But when we allow things to get to such a size that we have to standardize the relationship of the community to the person (and that’s what a program does), that we no longer have the ability to be spiritual directors who have time for people… something’s wrong. I was just talking to a friend who’s leaving a big church where he’s on staff to plant one near us… he had to wait two months to get on his senior pastor’s calendar. This is the same pastor who once related to me that he told his staff not to spend too much time in pastoral counseling because “We pay you to run a ministry, not be with people.”
Not everyone needs Class 101, Class 201, Class 301 in that order. Some don’t need them at all. What some (most?) people need is someone in their life who understands shepherding, who understands spiritual direction: listening to someone’s story, hearing the threads of what God is doing in that person’s life and then helping them to see and take the next step in their spiritual growth. Obviously, this will look very different in each individual’s life. But how in the world will we ever know, unless we know them?
And how will we know them if we get so large that we make it a practical impossibility?
Doesn’t it make sense to stay small through continued growth and the planting of new church communities? To at least make it possible for everyone in a community to be known, and known well? To make it possible for the pastors and elders to do the actual job entrusted to them- making sure that the spiritual care/nurture/and teaching of the individuals in their church is happening?
I think a lot of sheep are tired of being processed through the system. I think they are crying out for someone to bring some individualized spiritual nurture to their lives.
I’m not saying this is an impossibility in a big church. But don’t tell me it’s not harder! Because I know from experience that large church size makes individual spiritual direction a heck of a lot harder… and here’s what it comes down to: is that shiny new building really worth the spiritual cost in the lives of our communities? Is it really worth the people who inevitably slip through the cracks and out the back door? And isn’t it true that the bigger the church, the bigger the cracks… the bigger the back door?
But big churches can “do” so much more than small ones! Not if the small ones stay connected. Can’t 10 churches of 200 together do the same kinds of things (run a free clinic, a food pantry, etc.) that 1 church of 2,000 can do? And with less overhead, debt, etc?
I know a church who’s in a $40,000,000 building project. The pastor and staff are weighed down under the strain of debt, fundraising, people leaving, etc… The “Largest Church in America” (not Willow Creek) which is buying and relocating to their city’s sports center has this on their website: “Q: What was the total project cost?
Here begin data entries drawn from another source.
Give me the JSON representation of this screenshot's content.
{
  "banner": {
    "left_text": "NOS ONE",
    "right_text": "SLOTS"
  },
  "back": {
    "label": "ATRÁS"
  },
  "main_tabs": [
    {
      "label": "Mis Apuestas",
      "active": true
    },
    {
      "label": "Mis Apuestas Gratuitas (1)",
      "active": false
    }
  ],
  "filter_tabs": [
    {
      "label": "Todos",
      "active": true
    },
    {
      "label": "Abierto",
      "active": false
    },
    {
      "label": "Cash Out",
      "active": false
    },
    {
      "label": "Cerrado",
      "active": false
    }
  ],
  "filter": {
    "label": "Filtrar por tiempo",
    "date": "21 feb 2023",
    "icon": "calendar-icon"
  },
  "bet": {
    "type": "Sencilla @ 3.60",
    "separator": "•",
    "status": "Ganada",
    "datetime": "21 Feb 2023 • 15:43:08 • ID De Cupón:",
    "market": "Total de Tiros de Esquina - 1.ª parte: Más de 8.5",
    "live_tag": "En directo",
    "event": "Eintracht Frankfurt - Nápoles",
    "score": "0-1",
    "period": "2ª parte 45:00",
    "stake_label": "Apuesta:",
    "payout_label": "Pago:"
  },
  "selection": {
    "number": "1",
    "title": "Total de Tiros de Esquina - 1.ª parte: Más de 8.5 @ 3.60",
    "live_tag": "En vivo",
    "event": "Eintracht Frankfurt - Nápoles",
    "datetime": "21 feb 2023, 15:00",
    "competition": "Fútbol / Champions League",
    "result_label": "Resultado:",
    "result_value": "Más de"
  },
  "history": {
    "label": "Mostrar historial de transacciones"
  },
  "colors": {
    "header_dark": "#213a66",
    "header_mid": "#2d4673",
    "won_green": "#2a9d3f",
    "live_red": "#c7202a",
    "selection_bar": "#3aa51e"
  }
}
A: The initial project cost will be approximately $75 million. We anticipate $40 million to be raised from the current church family and $35 million from future growth and friends of the ministry.”
Aye Carumba! That money would buy a lot of AIDS medicine, feed a lot of people… Anything but buy a sports center so we can be the biggest dog on the block- a church of 25,000.
I may be totally off base here. And yes- I’m cynical and my brush is exceedingly wide.
But we all believe in church planting, don’t we? Those of us who are called pastors would like to actually be pastors wouldn’t we? We’d all like to know the people sitting in the pews (or chairs or couches or bean bags depending on where you are at in the spectrum of pomo-ness) wouldn’t we? We’d all like to know that if the people in our care need an individualized approach to spiritual growth that’s a possibility, wouldn’t we? We’d all like to make those “cracks” that people fall through as small as is humanly possible, wouldn’t we?
So… why is this so hard? Stop trying to find the program that will help your people grow and give them what they really need- your attention. Grow continually. Stay small. Share resources. Plant churches.
Bob Hyatt : the evergreen community. http://evergreenlife.org